Haemorrhoid Banding – Procedure and Complications

Haemorrhoids are blood vessels around the anus (back passage). They can get enlarged due to excessive straining (constipation, heavy lifting and coughing). Enlarged haemorrhoid can cause bleeding, itchiness and sometimes can be very painful.

There are 2 types of haemorrhoids- internal and external.

The internal haemorrhoids are the common cause of bleeding and can prolapse out when defecating. They are usually treated with haemorrhoid banding.

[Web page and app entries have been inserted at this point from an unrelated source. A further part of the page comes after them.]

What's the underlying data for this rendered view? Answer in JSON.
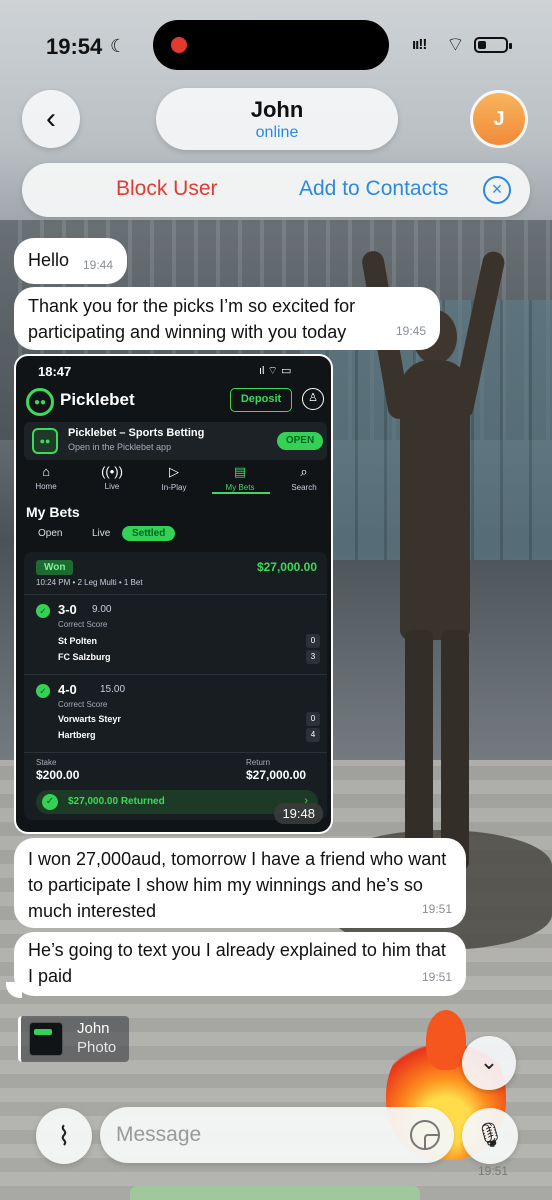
{
  "status": {
    "time": "19:54"
  },
  "header": {
    "name": "John",
    "status": "online",
    "avatar_letter": "J"
  },
  "actions": {
    "block": "Block User",
    "add": "Add to Contacts",
    "close": "⊗"
  },
  "messages": [
    {
      "text": "Hello",
      "time": "19:44"
    },
    {
      "text": "Thank you for the picks I’m so excited for participating and winning with you today",
      "time": "19:45"
    },
    {
      "text": "I won 27,000aud, tomorrow I have a friend who want to participate I show him my winnings and he’s so much interested",
      "time": "19:51"
    },
    {
      "text": "He’s going to text you I already explained to him that I paid",
      "time": "19:51"
    }
  ],
  "photo": {
    "time_label": "19:48",
    "phone_time": "18:47",
    "brand": "Picklebet",
    "deposit": "Deposit",
    "app_title": "Picklebet – Sports Betting",
    "app_sub": "Open in the Picklebet app",
    "open": "OPEN",
    "nav": [
      "Home",
      "Live",
      "In-Play",
      "My Bets",
      "Search"
    ],
    "heading": "My Bets",
    "tabs": [
      "Open",
      "Live",
      "Settled"
    ],
    "won": "Won",
    "amount": "$27,000.00",
    "meta": "10:24 PM  •  2 Leg Multi  •  1 Bet",
    "legs": [
      {
        "score": "3-0",
        "odds": "9.00",
        "market": "Correct Score",
        "team1": "St Polten",
        "g1": "0",
        "team2": "FC Salzburg",
        "g2": "3"
      },
      {
        "score": "4-0",
        "odds": "15.00",
        "market": "Correct Score",
        "team1": "Vorwarts Steyr",
        "g1": "0",
        "team2": "Hartberg",
        "g2": "4"
      }
    ],
    "stake_label": "Stake",
    "stake": "$200.00",
    "return_label": "Return",
    "return": "$27,000.00",
    "returned": "$27,000.00   Returned"
  },
  "reply": {
    "name": "John",
    "type": "Photo"
  },
  "input": {
    "placeholder": "Message"
  },
  "bottom_time": "19:51"
}
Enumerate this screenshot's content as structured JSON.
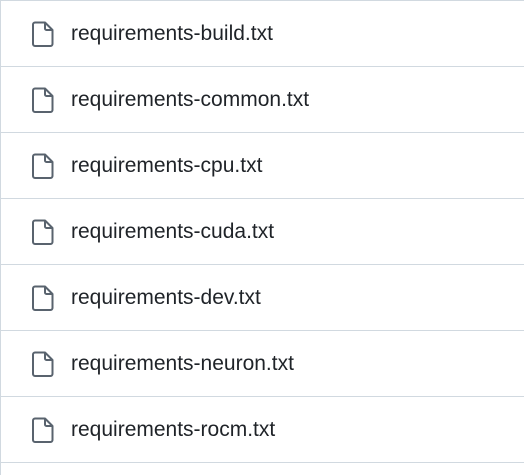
{
  "file_list": {
    "items": [
      {
        "name": "requirements-build.txt",
        "icon": "file-icon"
      },
      {
        "name": "requirements-common.txt",
        "icon": "file-icon"
      },
      {
        "name": "requirements-cpu.txt",
        "icon": "file-icon"
      },
      {
        "name": "requirements-cuda.txt",
        "icon": "file-icon"
      },
      {
        "name": "requirements-dev.txt",
        "icon": "file-icon"
      },
      {
        "name": "requirements-neuron.txt",
        "icon": "file-icon"
      },
      {
        "name": "requirements-rocm.txt",
        "icon": "file-icon"
      }
    ]
  },
  "colors": {
    "text": "#1f2328",
    "icon": "#59636e",
    "border": "#d1d9e0",
    "background": "#ffffff"
  }
}
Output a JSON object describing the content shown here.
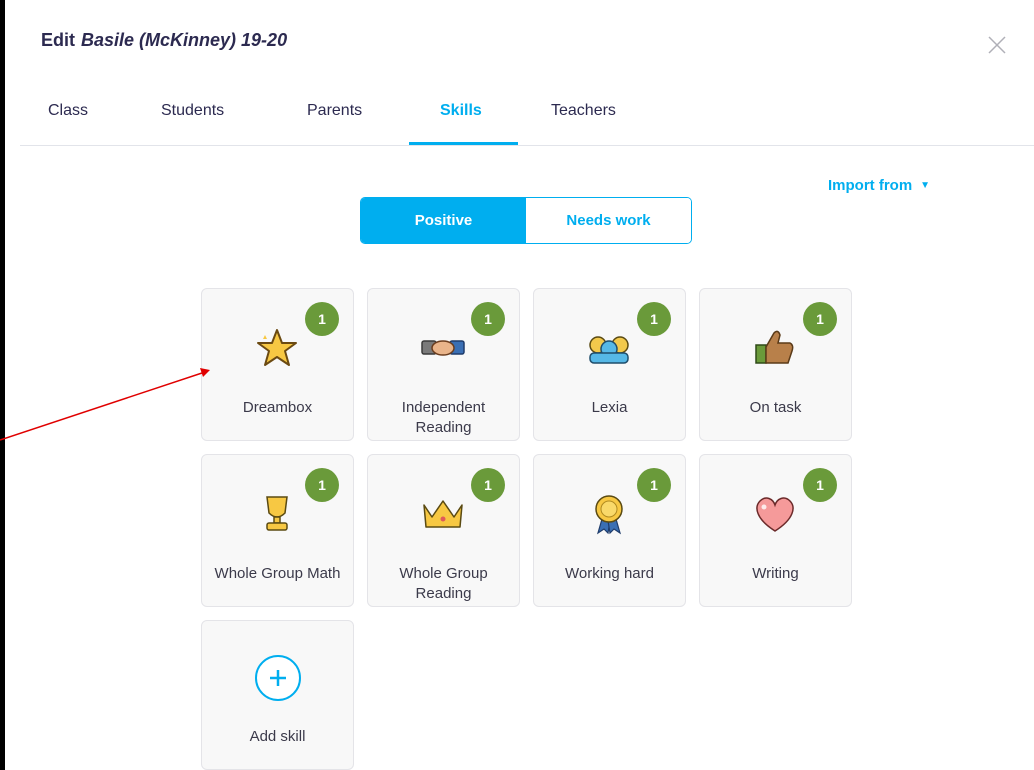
{
  "header": {
    "edit_label": "Edit",
    "class_name": "Basile (McKinney) 19-20",
    "close_icon": "close-icon"
  },
  "tabs": [
    {
      "label": "Class"
    },
    {
      "label": "Students"
    },
    {
      "label": "Parents"
    },
    {
      "label": "Skills",
      "active": true
    },
    {
      "label": "Teachers"
    }
  ],
  "import_from": {
    "label": "Import from",
    "icon": "caret-down-icon"
  },
  "toggle": {
    "positive": "Positive",
    "needs_work": "Needs work",
    "selected": "Positive"
  },
  "skills": [
    {
      "label": "Dreambox",
      "points": "1",
      "icon": "star-icon"
    },
    {
      "label": "Independent Reading",
      "points": "1",
      "icon": "handshake-icon"
    },
    {
      "label": "Lexia",
      "points": "1",
      "icon": "group-icon"
    },
    {
      "label": "On task",
      "points": "1",
      "icon": "thumbs-up-icon"
    },
    {
      "label": "Whole Group Math",
      "points": "1",
      "icon": "trophy-icon"
    },
    {
      "label": "Whole Group Reading",
      "points": "1",
      "icon": "crown-icon"
    },
    {
      "label": "Working hard",
      "points": "1",
      "icon": "medal-icon"
    },
    {
      "label": "Writing",
      "points": "1",
      "icon": "heart-icon"
    }
  ],
  "add_skill": {
    "label": "Add skill",
    "icon": "plus-circle-icon"
  },
  "colors": {
    "accent": "#00aeef",
    "badge": "#6a9a3a",
    "annotation": "#e00000"
  }
}
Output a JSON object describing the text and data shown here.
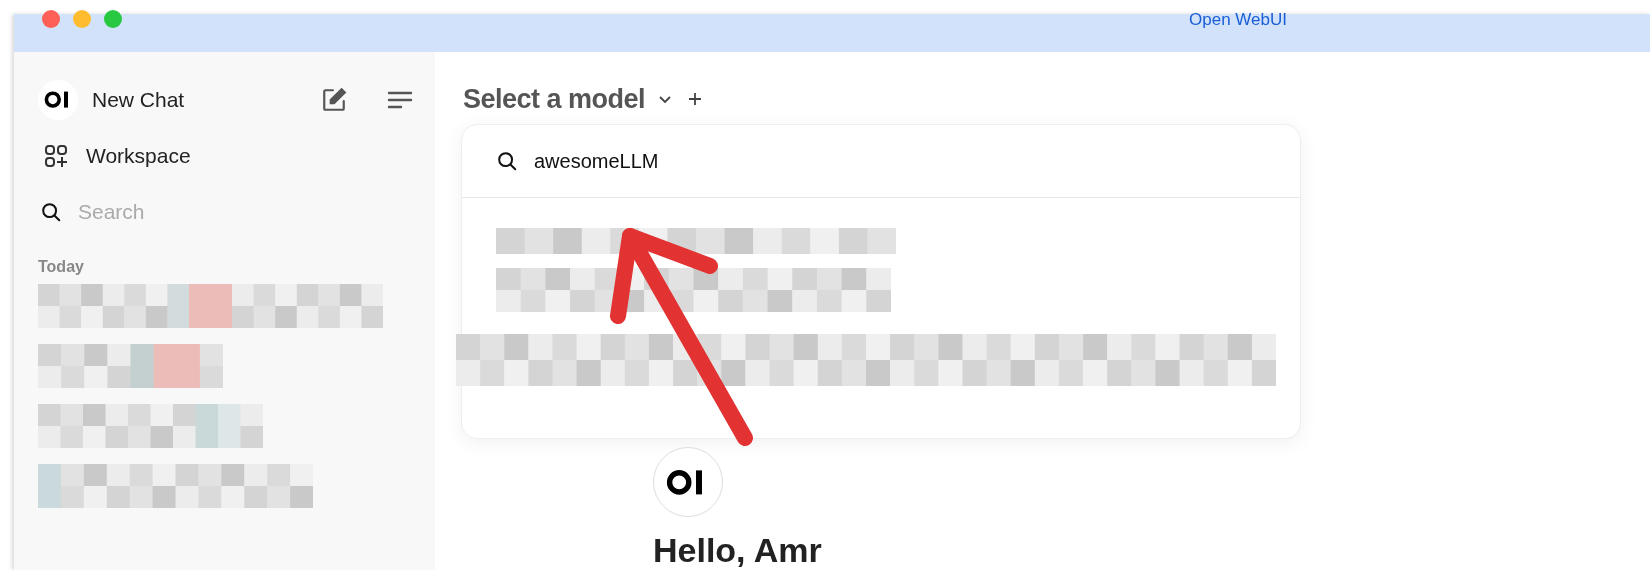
{
  "window": {
    "title": "Open WebUI"
  },
  "sidebar": {
    "new_chat": "New Chat",
    "items": [
      {
        "kind": "workspace",
        "label": "Workspace"
      }
    ],
    "search": {
      "placeholder": "Search"
    },
    "section": "Today"
  },
  "main": {
    "model_selector": "Select a model",
    "model_search": {
      "value": "awesomeLLM"
    },
    "greeting": "Hello, Amr"
  }
}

The external haemorrhoids are covered by skin and can cause pain and bleeding if a blood vessel underneath the skin ruptures and stretches the skin. They are not true haemorrhoids and are considered Thrombosed perianal Haematoma. These rarely require surgery. Usually settles with ice packs and topical haemorrhoidal ointments. They may residual skin tags after the haematoma has resolved.

Internal Haemorrhoids are usually treated with Haemorrhoid banding. The rubber band cuts off the blood supply to the haemorrhoid and after 10-14 days it will drop off. Occasionally, they may drop off very early. Very large, prolapsed haemorrhoids may need surgical excision which can only be done in a hospital setting. Your doctor will provide that information either at the end of the consultation or procedure.

Haemorrhoid Banding - Procedure and Complications, SA

Rubber band ligation involves grasping the haemorrhoids with a special device and placing a rubber band at the base of the haemorrhoid. Usually, 3-4 rubber bands are placed. This is followed by injecting local anaesthetic and placing Paracetamol and Indocid/Voltaren in the back passage for pain relief. The procedure can be repeated if bleeding returns. It’s important to avoid constipation by increasing fibre and water intake or adding a gentle stool softener. Inadequate management of constipation will lead to haemorrhoid symptoms reoccurring.

The complications of rubber band ligation. Generally, it’s a safe procedure but complications do occur.

  • Pain is common- it can last up to 48 hours. It can be associated with nausea, shaking, light-headedness and urinary retention (difficulty in emptying the bladder). 
  • Pain on defecation can indicate a presence of tear such as anal fissure which can be treated with laxatives and application of Rectogesic ointment on the opening of the back passage
  • Bleeding can occur initially but also at 10-14 days after the procedure when the haemorrhoid and the band drops off. Rarely, the patients can experience severe bleeding requiring presentation to the emergency department
  • Occasionally, the bands may drop in the first few days.
  • Infection of the back passage may happen in some cases. These patients may experience pain, bleeding, and discharge usually after 5-7 days after the procedure. They may need to visit their local doctor to obtain oral antibiotics.
  • In some cases, the bleeding will persist after banding and require further banding or surgical procedure such as haemorhoidal artery ligation or excision which can only be done in the hospital setting.